Together Again: Almodóvar, Banderas Reveal New Bag of Tricks for 'Skin I Live In'
It’s common for critics to describe one movie by comparing it to another, as if, unable to accept something new on its own terms, they must fall back on whatever pre-existing standard is most convenient. It is a practice that seems to rankle filmmakers, who usually prefer to treat their ideas as immaculate conceptions rather than share the credit with peers.
It is startling, then, that Pedro Almodóvar, the celebrated Spanish auteur whose grotesque drama The Skin I Live In is now playing at the Embarcadero Center Cinema and the Sundance Kabuki Cinemas, is so quick to liken his latest to recent offerings by Terrence Malick and Danish provocateur Lars von Trier.
“I think my film, like Malick’s The Tree of Life and von Trier’s Melancholia, looks at the next step humanity might take, and it looks apocalyptic – not from a science-fiction standpoint, but from a human one,” says Almodóvar, 62, who often begins his answers in deliberate, broken English before losing patience and returning to his native tongue.
“Malick looks at family and loss with a capital ‘L’ from an almost spiritual perspective, and Melancholia is much more literal, about the actual end of the world. My film is about transgenesis and the limitations of humanity. We’ve reach an ethical boundary that science dares not cross over.
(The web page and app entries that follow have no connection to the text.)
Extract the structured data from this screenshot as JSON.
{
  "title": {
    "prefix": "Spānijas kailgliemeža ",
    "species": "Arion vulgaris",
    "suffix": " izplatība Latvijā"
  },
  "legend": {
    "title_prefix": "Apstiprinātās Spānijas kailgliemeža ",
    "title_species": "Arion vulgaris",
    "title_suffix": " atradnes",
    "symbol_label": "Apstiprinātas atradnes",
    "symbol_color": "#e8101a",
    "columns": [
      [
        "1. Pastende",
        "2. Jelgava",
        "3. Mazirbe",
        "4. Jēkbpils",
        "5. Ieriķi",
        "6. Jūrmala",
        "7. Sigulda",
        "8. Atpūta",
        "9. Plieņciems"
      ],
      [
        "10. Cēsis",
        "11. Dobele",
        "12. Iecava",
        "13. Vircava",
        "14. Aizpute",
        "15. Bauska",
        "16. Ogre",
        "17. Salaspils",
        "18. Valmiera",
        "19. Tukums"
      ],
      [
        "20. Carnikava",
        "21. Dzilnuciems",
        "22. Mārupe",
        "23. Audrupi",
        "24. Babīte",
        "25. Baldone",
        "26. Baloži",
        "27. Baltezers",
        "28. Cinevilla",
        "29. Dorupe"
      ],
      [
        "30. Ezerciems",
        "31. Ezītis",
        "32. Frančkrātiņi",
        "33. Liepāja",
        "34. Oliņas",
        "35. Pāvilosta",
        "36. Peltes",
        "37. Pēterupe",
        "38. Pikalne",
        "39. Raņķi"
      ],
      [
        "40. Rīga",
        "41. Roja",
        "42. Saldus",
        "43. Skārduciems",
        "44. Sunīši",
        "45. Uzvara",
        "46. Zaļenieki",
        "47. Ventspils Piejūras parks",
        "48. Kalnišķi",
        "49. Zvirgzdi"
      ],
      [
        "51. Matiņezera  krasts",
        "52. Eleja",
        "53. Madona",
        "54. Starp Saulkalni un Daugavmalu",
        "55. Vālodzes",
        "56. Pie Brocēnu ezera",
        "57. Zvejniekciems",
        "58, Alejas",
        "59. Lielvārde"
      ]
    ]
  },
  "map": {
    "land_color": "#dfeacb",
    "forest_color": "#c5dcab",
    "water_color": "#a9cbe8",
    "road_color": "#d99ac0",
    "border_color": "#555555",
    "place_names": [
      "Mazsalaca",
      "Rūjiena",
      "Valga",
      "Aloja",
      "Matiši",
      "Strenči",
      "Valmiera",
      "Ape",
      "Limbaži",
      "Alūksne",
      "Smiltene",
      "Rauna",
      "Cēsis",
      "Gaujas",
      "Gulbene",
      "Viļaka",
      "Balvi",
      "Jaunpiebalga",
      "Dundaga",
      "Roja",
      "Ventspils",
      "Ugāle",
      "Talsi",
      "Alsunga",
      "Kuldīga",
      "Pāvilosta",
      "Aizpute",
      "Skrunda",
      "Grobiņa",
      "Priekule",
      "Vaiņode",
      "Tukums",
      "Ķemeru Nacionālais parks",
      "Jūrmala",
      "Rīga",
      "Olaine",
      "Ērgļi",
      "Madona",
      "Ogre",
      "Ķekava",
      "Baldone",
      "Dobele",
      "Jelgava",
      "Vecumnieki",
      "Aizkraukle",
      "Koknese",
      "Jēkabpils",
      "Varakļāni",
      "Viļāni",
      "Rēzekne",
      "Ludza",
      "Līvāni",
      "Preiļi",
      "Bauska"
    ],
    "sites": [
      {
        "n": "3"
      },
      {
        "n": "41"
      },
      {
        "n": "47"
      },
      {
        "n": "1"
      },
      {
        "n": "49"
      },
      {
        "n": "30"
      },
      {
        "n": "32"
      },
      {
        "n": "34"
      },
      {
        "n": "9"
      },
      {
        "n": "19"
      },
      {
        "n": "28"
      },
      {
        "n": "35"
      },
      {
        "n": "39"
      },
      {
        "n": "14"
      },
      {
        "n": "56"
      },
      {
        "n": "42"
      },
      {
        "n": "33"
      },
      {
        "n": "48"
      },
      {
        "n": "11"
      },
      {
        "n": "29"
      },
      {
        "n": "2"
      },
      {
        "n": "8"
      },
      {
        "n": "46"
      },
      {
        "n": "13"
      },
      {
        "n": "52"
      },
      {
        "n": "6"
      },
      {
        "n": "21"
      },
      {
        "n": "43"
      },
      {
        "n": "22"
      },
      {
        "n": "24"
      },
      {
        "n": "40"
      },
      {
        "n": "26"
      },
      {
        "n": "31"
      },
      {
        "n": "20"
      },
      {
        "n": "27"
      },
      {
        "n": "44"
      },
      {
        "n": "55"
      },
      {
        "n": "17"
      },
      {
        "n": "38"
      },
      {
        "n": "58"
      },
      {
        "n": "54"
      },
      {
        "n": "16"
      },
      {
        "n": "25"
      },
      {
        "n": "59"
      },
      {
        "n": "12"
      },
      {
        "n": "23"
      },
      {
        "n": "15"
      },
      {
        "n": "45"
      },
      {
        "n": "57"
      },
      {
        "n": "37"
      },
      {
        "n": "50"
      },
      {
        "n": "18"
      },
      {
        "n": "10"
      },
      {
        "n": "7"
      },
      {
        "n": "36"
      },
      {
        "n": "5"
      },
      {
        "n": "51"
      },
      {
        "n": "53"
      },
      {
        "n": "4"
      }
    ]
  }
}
But we’re still just one step from that line.”
The director envisions a time, close at hand, when man will rival God as a creator. Skin takes that notion to an admittedly perverse extreme, one that Almodóvar calls “ugly, ugly, ugly,” though he stops short of classifying the movie as horror, and beseeches reporters to show similar restraint.
Almodóvar doesn’t object to characterizations of Skin as one of his darkest films to date – if anything, he wearily concedes the point. It was for this reason he believed the time was right, after an amicable 20-year separation, to reconnect with frequent collaborator and close friend Antonio Banderas, who plays a disturbed surgeon in the director's latest.
“The world has changed for the worse,” he says. “So has my life. As time has gone on, I’ve become more mature, and my movies darker. I don’t want fans of the genre to think I’ve made a horror film. This isn’t The Human Centipede. At the same time I didn’t want to make Women on the Verge of a Nervous Breakdown again.
“The time was right for Antonio and I to do something different. He was ready to get back in the mud. He has that intensity, and he’s older now but still handsome. He’s a ladies man. And he doesn’t look like a psycho – this was key. He could exist in society without drawing attention to himself, and you’d never know he was a psycho unless you were his victim.”
Almodóvar first proposed the reunion to his leading man 10 years ago, after he bought the rights to French crime writer Thierry Jonquet’s 1995 novel Tarantula. (“The book is terrible,” he says. “But it gave me ideas.”) Banderas was agreeable, then received a script – six years later. The actor admits that working with his old friend was stressful at times, but that he welcomed the challenge.
“When I go to work, I don’t think I am going to a camping trip,” says Banderas, 51. “Laura Linney said to me, ‘Antonio, when you are feeling very comfortable, you are doing nothing. You are just repeating a formula that you know works for you, or that the audience might expect from you, but you’re not creating anything new.’ Creation comes from a place that is very painful.
“You have to take the backpack that is your life, the familiar bag of tricks, and empty it out and jump into something different. That is exactly what Pedro pushes you to do, always. Even with himself, he doesn’t want to do something he has done before. When he called me after 20 years, I figured he wanted a little bit of Tie Me Up! Tie Me Down! or maybe some Law of Desire. He said, ‘No – if I have to reinvent myself, you have to reinvent yourself, too.’”
That said, don’t expect Almodóvar to abandon the racy, lighthearted comedies that elevated him to international prominence in the ’80s. As much as he’s lost some of his youthful optimism, a deep-rooted playfulness survives. “I want my fans to know that I am not going to sink into complete darkness,” he says.
“I may not make Women on the Verge again, but I would like to do something like it, and soon – a comedy. Ironically, making The Skin I Live In made me realize that my sense of humor is still intact.”
The Skin I Live In is now playing at the Embarcadero Center Cinema and the Sundance Kabuki Cinemas. For tickets and showtimes, visit them online.